NYC Department of Buildings and NYC Department of Environmental Protection established a joint program to review workplace safety plans as a part of the coordinated abatement and demolition permit process. The review unit was called Asbestos Technical Review Unit or ATRU, and it was setup at the NYC DEP headquarters building in Queens. I was tapped to lead the unit as its Chief Plan Examiner.
Organizational Structure, Training and Outreach
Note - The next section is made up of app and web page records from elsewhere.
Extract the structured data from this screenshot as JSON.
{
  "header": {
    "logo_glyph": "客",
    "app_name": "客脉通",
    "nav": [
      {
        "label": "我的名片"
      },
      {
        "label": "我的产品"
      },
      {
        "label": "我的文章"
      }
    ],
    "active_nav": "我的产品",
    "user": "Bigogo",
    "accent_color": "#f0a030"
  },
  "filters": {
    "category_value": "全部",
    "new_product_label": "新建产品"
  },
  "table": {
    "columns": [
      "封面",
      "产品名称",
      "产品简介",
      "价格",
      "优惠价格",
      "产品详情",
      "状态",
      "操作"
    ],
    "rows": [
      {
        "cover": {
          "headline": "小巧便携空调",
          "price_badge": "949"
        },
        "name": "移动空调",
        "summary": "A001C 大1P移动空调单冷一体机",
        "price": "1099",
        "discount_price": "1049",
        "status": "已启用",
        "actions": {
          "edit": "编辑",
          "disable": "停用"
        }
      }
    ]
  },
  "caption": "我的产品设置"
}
What followed was an intensive effort to streamline application filing and plan review processes using an online platform called ARTS – Asbestos Reporting and Tracking System. The ARTS platform allowed the joint DOB/DEP team to track, review, monitor and coordinate abatement and demolition activities throughout the city. The team was tasked with reviewing workplace safety plans for major projects in the City such as the Madison Square Gardens, the United Nations Headquarters, the Rockefeller Center and countless other academic, commercial, hotel, residential and health facilities. As a part of the outreach effort, the team conducted workshops and training at city agencies such as NYC Department of Design and Construction, School Construction Authority and NYC Housing Authority, as well as at trade conferences organized by groups such as the Building Owners and Managers Association and Environmental Contractors Association. I was awarded 2011 NYC DOB Commissioners’ Award for Excellence in Safety Education, however, the real reward is the recognition that countless people have benefited from the safety training and outreach.
- Title image: Deutsche Bank Building fire. By Rob Vincent – Own work, CC BY-SA 3.0, https://commons.wikimedia.org/w/index.php?curid=2584361
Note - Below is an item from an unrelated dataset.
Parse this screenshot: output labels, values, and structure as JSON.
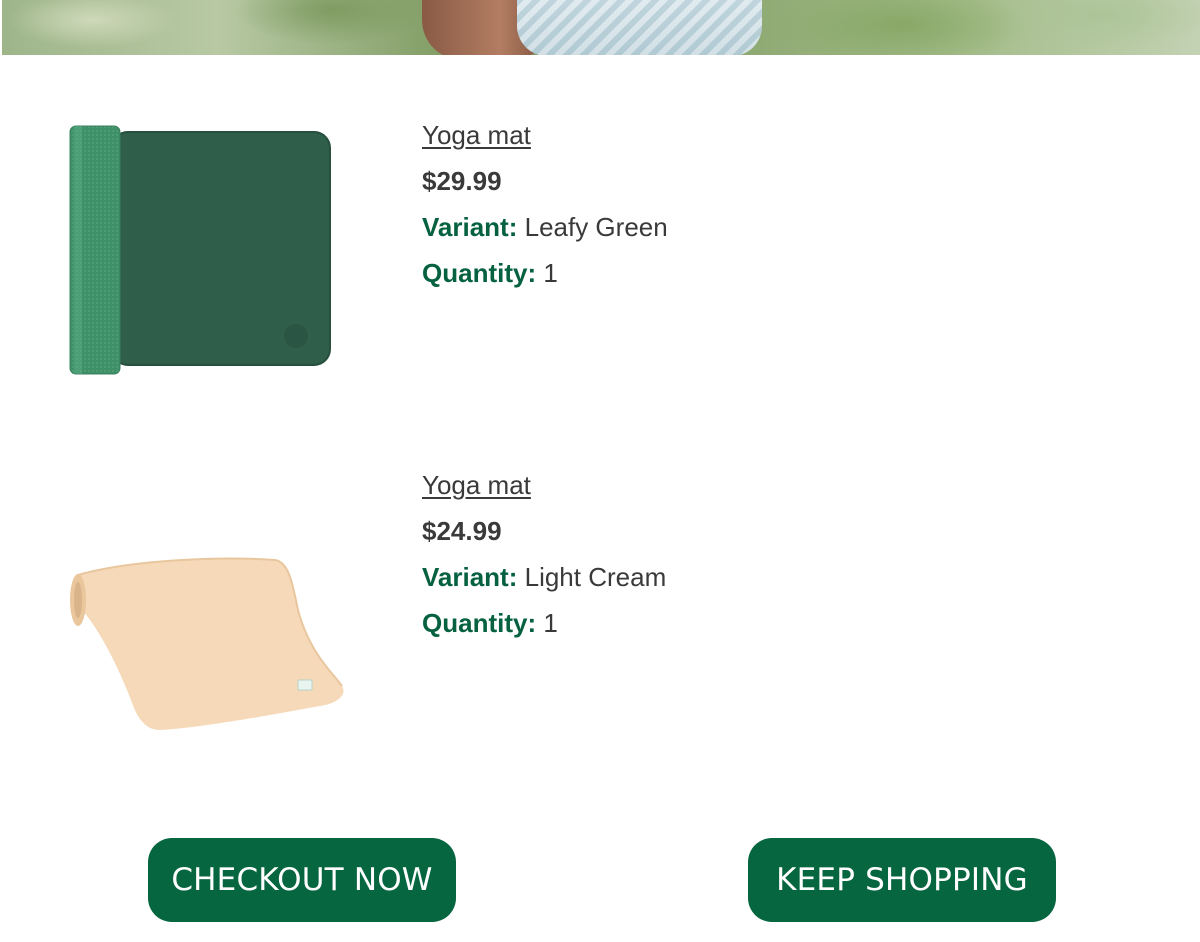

- 1 Deutsche Bank Building shrouded in black netting. No machine-readable author provided. Renata3 assumed (based on copyright claims)., CC BY-SA 3.0 <http://creativecommons.org/licenses/by-sa/3.0/>, via Wikimedia Commons
- 2 Severely damaged Deutsche Bank Building after 9/11. By Photo by Scott Murphy (http://members.aol.com/smurphy109), used with permission of the author.The original uploader was Censorwolf at English Wikipedia. – Source of this file was "http://www.emporis.com/files/transfer/6/2003/11/231421.jpg".Transferred from en.wikipedia to Commons by Kurpfalzbilder.de using CommonsHelper., Public Domain, https://commons.wikimedia.org/w/index.php?curid=8015816
- 3 New York City’s active construction sites. Jenny Buccos, Creator – Crash Test World (TV series) and Founder of ProjectExplorer.org, CC BY-SA 4.0 <https://creativecommons.org/licenses/by-sa/4.0>, via Wikimedia Commons